AIM OF THE EXERCISE »
Give the entries again exactly as they appear, but without the images.

Entries from a dataset of interfaces
--------------------------------------------------

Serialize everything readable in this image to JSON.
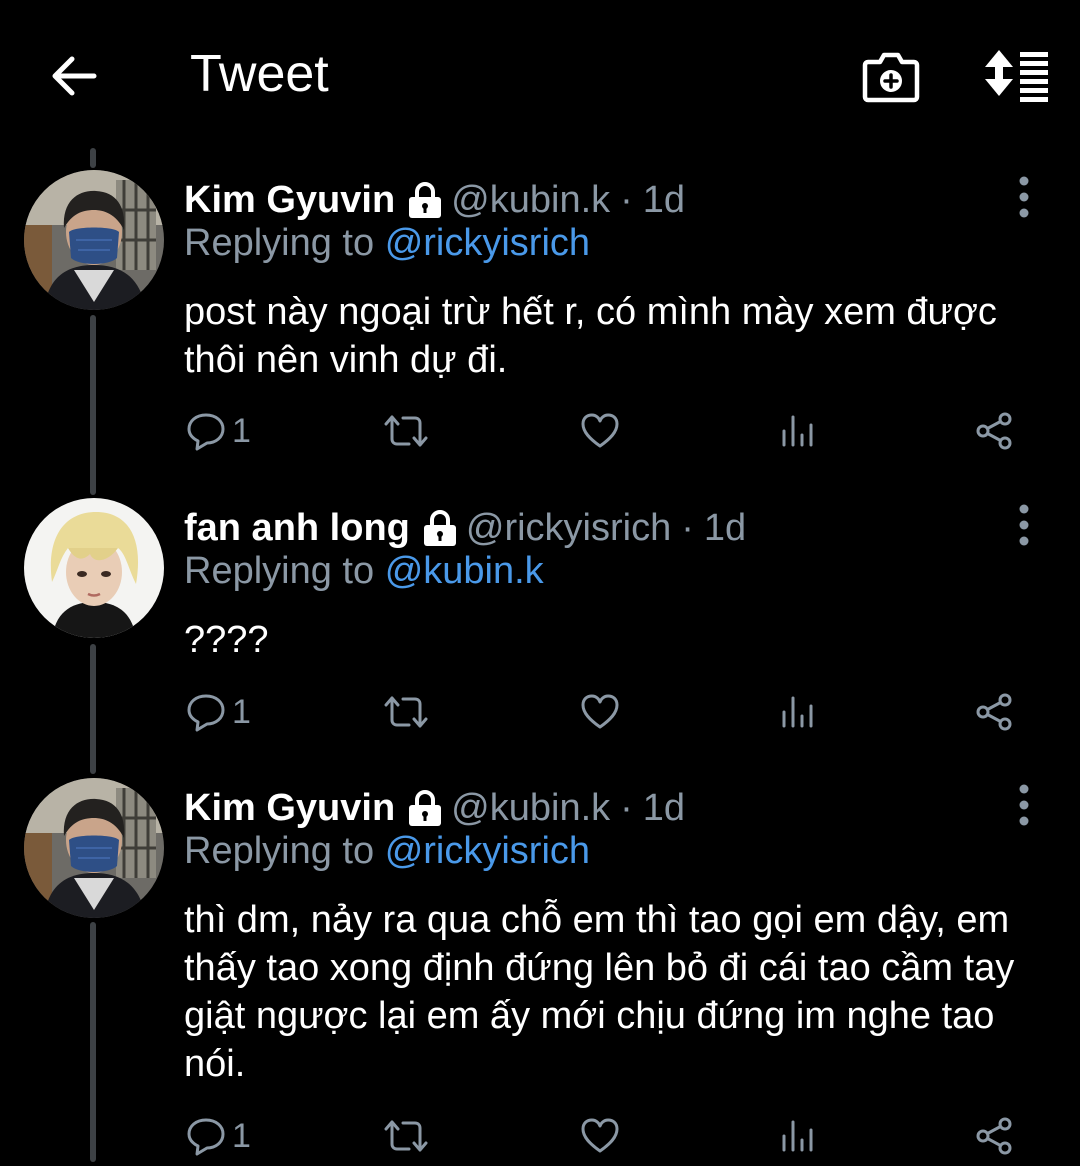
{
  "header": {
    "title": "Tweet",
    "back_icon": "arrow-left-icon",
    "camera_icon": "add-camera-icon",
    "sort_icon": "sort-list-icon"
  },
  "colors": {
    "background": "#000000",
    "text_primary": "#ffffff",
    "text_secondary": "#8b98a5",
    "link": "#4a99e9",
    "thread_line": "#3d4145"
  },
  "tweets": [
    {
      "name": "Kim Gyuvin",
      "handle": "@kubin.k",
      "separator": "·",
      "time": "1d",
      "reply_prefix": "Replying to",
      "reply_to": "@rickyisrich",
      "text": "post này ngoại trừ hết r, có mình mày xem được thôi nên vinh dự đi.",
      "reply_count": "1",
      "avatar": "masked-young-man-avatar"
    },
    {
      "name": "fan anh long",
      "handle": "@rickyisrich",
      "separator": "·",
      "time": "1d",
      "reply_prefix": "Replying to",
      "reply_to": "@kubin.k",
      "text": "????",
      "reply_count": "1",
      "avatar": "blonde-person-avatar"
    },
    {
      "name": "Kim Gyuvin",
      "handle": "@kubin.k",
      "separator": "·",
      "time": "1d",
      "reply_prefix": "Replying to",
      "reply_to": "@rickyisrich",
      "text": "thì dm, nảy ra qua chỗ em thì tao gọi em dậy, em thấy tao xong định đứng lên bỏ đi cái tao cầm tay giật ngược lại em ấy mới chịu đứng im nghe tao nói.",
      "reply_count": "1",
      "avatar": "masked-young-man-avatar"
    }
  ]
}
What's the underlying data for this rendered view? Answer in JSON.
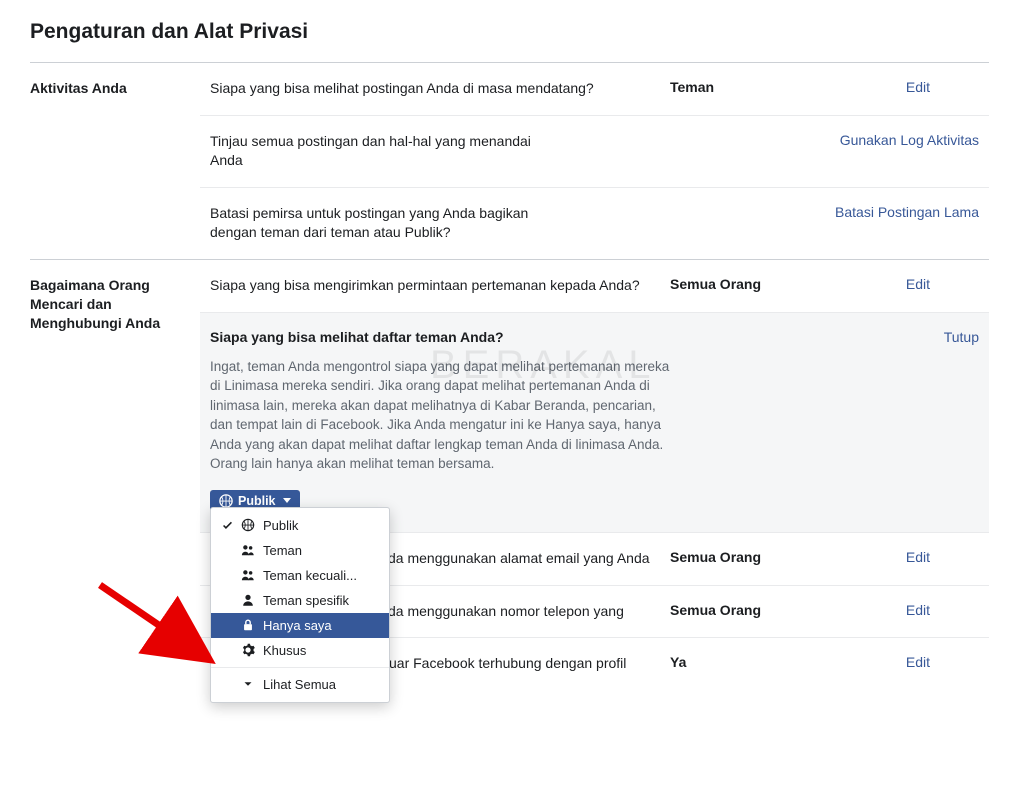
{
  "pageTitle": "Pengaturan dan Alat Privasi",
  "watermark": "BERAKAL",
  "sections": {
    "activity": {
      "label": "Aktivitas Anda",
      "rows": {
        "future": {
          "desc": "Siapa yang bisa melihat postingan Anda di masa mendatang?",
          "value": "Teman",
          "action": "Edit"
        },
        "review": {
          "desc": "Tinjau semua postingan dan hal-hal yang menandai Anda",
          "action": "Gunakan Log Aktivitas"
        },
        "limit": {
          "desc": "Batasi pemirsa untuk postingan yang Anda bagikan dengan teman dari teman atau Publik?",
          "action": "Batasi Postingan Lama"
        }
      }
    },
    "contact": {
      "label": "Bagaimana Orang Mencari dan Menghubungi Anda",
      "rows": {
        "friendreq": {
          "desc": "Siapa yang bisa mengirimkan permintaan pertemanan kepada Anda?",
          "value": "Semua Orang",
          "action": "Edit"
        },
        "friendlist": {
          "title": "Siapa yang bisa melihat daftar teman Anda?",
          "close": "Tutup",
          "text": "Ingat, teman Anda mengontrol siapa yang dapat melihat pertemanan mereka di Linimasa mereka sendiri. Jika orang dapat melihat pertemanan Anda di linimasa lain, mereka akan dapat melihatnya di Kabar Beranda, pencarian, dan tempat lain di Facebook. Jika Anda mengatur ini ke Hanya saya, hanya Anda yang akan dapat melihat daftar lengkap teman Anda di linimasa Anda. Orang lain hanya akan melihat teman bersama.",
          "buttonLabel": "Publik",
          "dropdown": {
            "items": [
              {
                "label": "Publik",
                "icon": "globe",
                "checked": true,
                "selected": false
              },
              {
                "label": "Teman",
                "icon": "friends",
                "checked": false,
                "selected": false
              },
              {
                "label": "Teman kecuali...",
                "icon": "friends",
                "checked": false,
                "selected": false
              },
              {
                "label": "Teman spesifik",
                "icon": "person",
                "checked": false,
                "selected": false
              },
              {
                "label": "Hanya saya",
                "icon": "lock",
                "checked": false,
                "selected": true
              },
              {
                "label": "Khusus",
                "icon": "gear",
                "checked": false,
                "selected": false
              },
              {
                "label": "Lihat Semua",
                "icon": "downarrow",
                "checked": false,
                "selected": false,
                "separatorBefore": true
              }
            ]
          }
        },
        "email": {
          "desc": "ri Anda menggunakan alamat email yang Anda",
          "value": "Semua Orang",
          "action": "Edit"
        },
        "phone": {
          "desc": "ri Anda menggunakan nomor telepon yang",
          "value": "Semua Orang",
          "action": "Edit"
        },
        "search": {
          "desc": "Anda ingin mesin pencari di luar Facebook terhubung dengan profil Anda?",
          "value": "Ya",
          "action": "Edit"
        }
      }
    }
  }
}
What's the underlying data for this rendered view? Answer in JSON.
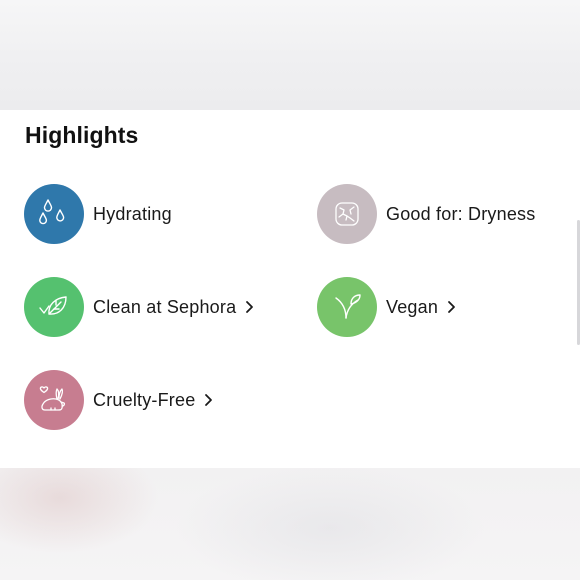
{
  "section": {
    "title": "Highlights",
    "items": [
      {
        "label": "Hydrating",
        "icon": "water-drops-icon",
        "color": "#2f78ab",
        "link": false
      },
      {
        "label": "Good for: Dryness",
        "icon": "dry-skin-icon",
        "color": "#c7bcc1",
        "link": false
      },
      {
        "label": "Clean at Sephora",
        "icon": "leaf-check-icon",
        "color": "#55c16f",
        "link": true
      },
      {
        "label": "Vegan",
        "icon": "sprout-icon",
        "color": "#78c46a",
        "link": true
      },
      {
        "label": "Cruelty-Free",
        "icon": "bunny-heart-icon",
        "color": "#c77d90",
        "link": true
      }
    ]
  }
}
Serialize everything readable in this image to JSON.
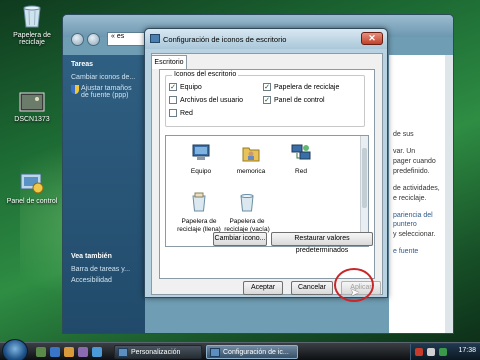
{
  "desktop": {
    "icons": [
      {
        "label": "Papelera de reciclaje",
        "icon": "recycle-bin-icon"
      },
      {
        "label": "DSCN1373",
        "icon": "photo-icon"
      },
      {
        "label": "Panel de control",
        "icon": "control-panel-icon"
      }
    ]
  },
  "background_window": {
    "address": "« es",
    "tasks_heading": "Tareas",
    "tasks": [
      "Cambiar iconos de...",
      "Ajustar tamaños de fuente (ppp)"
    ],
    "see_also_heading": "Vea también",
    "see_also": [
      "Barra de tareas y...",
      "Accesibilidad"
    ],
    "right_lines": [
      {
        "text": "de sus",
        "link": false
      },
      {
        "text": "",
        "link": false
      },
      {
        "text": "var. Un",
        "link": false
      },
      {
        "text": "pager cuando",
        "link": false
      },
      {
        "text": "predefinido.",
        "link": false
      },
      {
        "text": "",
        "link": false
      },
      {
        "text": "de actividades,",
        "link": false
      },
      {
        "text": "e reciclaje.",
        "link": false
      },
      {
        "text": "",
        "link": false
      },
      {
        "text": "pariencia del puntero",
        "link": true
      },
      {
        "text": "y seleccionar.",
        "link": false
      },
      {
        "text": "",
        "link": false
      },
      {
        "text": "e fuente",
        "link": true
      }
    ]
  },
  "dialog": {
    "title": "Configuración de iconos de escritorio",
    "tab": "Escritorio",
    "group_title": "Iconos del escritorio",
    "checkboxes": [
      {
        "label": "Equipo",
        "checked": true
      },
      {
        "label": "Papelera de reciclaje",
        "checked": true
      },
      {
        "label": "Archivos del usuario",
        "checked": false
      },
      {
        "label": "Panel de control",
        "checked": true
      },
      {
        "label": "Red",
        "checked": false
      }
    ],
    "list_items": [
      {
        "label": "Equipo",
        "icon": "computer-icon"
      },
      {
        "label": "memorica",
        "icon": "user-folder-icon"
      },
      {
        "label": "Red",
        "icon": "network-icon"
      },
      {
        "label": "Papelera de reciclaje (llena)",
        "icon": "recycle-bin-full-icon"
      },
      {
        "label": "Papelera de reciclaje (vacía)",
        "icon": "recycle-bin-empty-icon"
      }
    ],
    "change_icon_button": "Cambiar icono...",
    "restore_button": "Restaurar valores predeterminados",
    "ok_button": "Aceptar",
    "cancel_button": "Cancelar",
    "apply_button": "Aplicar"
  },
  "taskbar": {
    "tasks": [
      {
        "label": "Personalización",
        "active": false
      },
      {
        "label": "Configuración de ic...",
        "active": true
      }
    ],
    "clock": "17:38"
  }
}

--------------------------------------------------

OUTPUT FOR THIS EXERCISE »
Serialize everything readable in this image to JSON.
{
  "header": {
    "title": "Tweet",
    "back_icon": "arrow-left-icon",
    "camera_icon": "add-camera-icon",
    "sort_icon": "sort-list-icon"
  },
  "colors": {
    "background": "#000000",
    "text_primary": "#ffffff",
    "text_secondary": "#8b98a5",
    "link": "#4a99e9",
    "thread_line": "#3d4145"
  },
  "tweets": [
    {
      "name": "Kim Gyuvin",
      "handle": "@kubin.k",
      "separator": "·",
      "time": "1d",
      "reply_prefix": "Replying to",
      "reply_to": "@rickyisrich",
      "text": "post này ngoại trừ hết r, có mình mày xem được thôi nên vinh dự đi.",
      "reply_count": "1",
      "avatar": "masked-young-man-avatar"
    },
    {
      "name": "fan anh long",
      "handle": "@rickyisrich",
      "separator": "·",
      "time": "1d",
      "reply_prefix": "Replying to",
      "reply_to": "@kubin.k",
      "text": "????",
      "reply_count": "1",
      "avatar": "blonde-person-avatar"
    },
    {
      "name": "Kim Gyuvin",
      "handle": "@kubin.k",
      "separator": "·",
      "time": "1d",
      "reply_prefix": "Replying to",
      "reply_to": "@rickyisrich",
      "text": "thì dm, nảy ra qua chỗ em thì tao gọi em dậy, em thấy tao xong định đứng lên bỏ đi cái tao cầm tay giật ngược lại em ấy mới chịu đứng im nghe tao nói.",
      "reply_count": "1",
      "avatar": "masked-young-man-avatar"
    }
  ]
}
What's the underlying data for this rendered view? Answer in JSON.
{
  "pageTitle": "Pengaturan dan Alat Privasi",
  "watermark": "BERAKAL",
  "sections": {
    "activity": {
      "label": "Aktivitas Anda",
      "rows": {
        "future": {
          "desc": "Siapa yang bisa melihat postingan Anda di masa mendatang?",
          "value": "Teman",
          "action": "Edit"
        },
        "review": {
          "desc": "Tinjau semua postingan dan hal-hal yang menandai Anda",
          "action": "Gunakan Log Aktivitas"
        },
        "limit": {
          "desc": "Batasi pemirsa untuk postingan yang Anda bagikan dengan teman dari teman atau Publik?",
          "action": "Batasi Postingan Lama"
        }
      }
    },
    "contact": {
      "label": "Bagaimana Orang Mencari dan Menghubungi Anda",
      "rows": {
        "friendreq": {
          "desc": "Siapa yang bisa mengirimkan permintaan pertemanan kepada Anda?",
          "value": "Semua Orang",
          "action": "Edit"
        },
        "friendlist": {
          "title": "Siapa yang bisa melihat daftar teman Anda?",
          "close": "Tutup",
          "text": "Ingat, teman Anda mengontrol siapa yang dapat melihat pertemanan mereka di Linimasa mereka sendiri. Jika orang dapat melihat pertemanan Anda di linimasa lain, mereka akan dapat melihatnya di Kabar Beranda, pencarian, dan tempat lain di Facebook. Jika Anda mengatur ini ke Hanya saya, hanya Anda yang akan dapat melihat daftar lengkap teman Anda di linimasa Anda. Orang lain hanya akan melihat teman bersama.",
          "buttonLabel": "Publik",
          "dropdown": {
            "items": [
              {
                "label": "Publik",
                "icon": "globe",
                "checked": true,
                "selected": false
              },
              {
                "label": "Teman",
                "icon": "friends",
                "checked": false,
                "selected": false
              },
              {
                "label": "Teman kecuali...",
                "icon": "friends",
                "checked": false,
                "selected": false
              },
              {
                "label": "Teman spesifik",
                "icon": "person",
                "checked": false,
                "selected": false
              },
              {
                "label": "Hanya saya",
                "icon": "lock",
                "checked": false,
                "selected": true
              },
              {
                "label": "Khusus",
                "icon": "gear",
                "checked": false,
                "selected": false
              },
              {
                "label": "Lihat Semua",
                "icon": "downarrow",
                "checked": false,
                "selected": false,
                "separatorBefore": true
              }
            ]
          }
        },
        "email": {
          "desc": "ri Anda menggunakan alamat email yang Anda",
          "value": "Semua Orang",
          "action": "Edit"
        },
        "phone": {
          "desc": "ri Anda menggunakan nomor telepon yang",
          "value": "Semua Orang",
          "action": "Edit"
        },
        "search": {
          "desc": "Anda ingin mesin pencari di luar Facebook terhubung dengan profil Anda?",
          "value": "Ya",
          "action": "Edit"
        }
      }
    }
  }
}
What's the underlying data for this rendered view? Answer in JSON.
{
  "section": {
    "title": "Highlights",
    "items": [
      {
        "label": "Hydrating",
        "icon": "water-drops-icon",
        "color": "#2f78ab",
        "link": false
      },
      {
        "label": "Good for: Dryness",
        "icon": "dry-skin-icon",
        "color": "#c7bcc1",
        "link": false
      },
      {
        "label": "Clean at Sephora",
        "icon": "leaf-check-icon",
        "color": "#55c16f",
        "link": true
      },
      {
        "label": "Vegan",
        "icon": "sprout-icon",
        "color": "#78c46a",
        "link": true
      },
      {
        "label": "Cruelty-Free",
        "icon": "bunny-heart-icon",
        "color": "#c77d90",
        "link": true
      }
    ]
  }
}
Serialize everything readable in this image to JSON.
{
  "desktop": {
    "icons": [
      {
        "label": "Papelera de reciclaje",
        "icon": "recycle-bin-icon"
      },
      {
        "label": "DSCN1373",
        "icon": "photo-icon"
      },
      {
        "label": "Panel de control",
        "icon": "control-panel-icon"
      }
    ]
  },
  "background_window": {
    "address": "« es",
    "tasks_heading": "Tareas",
    "tasks": [
      "Cambiar iconos de...",
      "Ajustar tamaños de fuente (ppp)"
    ],
    "see_also_heading": "Vea también",
    "see_also": [
      "Barra de tareas y...",
      "Accesibilidad"
    ],
    "right_lines": [
      {
        "text": "de sus",
        "link": false
      },
      {
        "text": "",
        "link": false
      },
      {
        "text": "var. Un",
        "link": false
      },
      {
        "text": "pager cuando",
        "link": false
      },
      {
        "text": "predefinido.",
        "link": false
      },
      {
        "text": "",
        "link": false
      },
      {
        "text": "de actividades,",
        "link": false
      },
      {
        "text": "e reciclaje.",
        "link": false
      },
      {
        "text": "",
        "link": false
      },
      {
        "text": "pariencia del puntero",
        "link": true
      },
      {
        "text": "y seleccionar.",
        "link": false
      },
      {
        "text": "",
        "link": false
      },
      {
        "text": "e fuente",
        "link": true
      }
    ]
  },
  "dialog": {
    "title": "Configuración de iconos de escritorio",
    "tab": "Escritorio",
    "group_title": "Iconos del escritorio",
    "checkboxes": [
      {
        "label": "Equipo",
        "checked": true
      },
      {
        "label": "Papelera de reciclaje",
        "checked": true
      },
      {
        "label": "Archivos del usuario",
        "checked": false
      },
      {
        "label": "Panel de control",
        "checked": true
      },
      {
        "label": "Red",
        "checked": false
      }
    ],
    "list_items": [
      {
        "label": "Equipo",
        "icon": "computer-icon"
      },
      {
        "label": "memorica",
        "icon": "user-folder-icon"
      },
      {
        "label": "Red",
        "icon": "network-icon"
      },
      {
        "label": "Papelera de reciclaje (llena)",
        "icon": "recycle-bin-full-icon"
      },
      {
        "label": "Papelera de reciclaje (vacía)",
        "icon": "recycle-bin-empty-icon"
      }
    ],
    "change_icon_button": "Cambiar icono...",
    "restore_button": "Restaurar valores predeterminados",
    "ok_button": "Aceptar",
    "cancel_button": "Cancelar",
    "apply_button": "Aplicar"
  },
  "taskbar": {
    "tasks": [
      {
        "label": "Personalización",
        "active": false
      },
      {
        "label": "Configuración de ic...",
        "active": true
      }
    ],
    "clock": "17:38"
  }
}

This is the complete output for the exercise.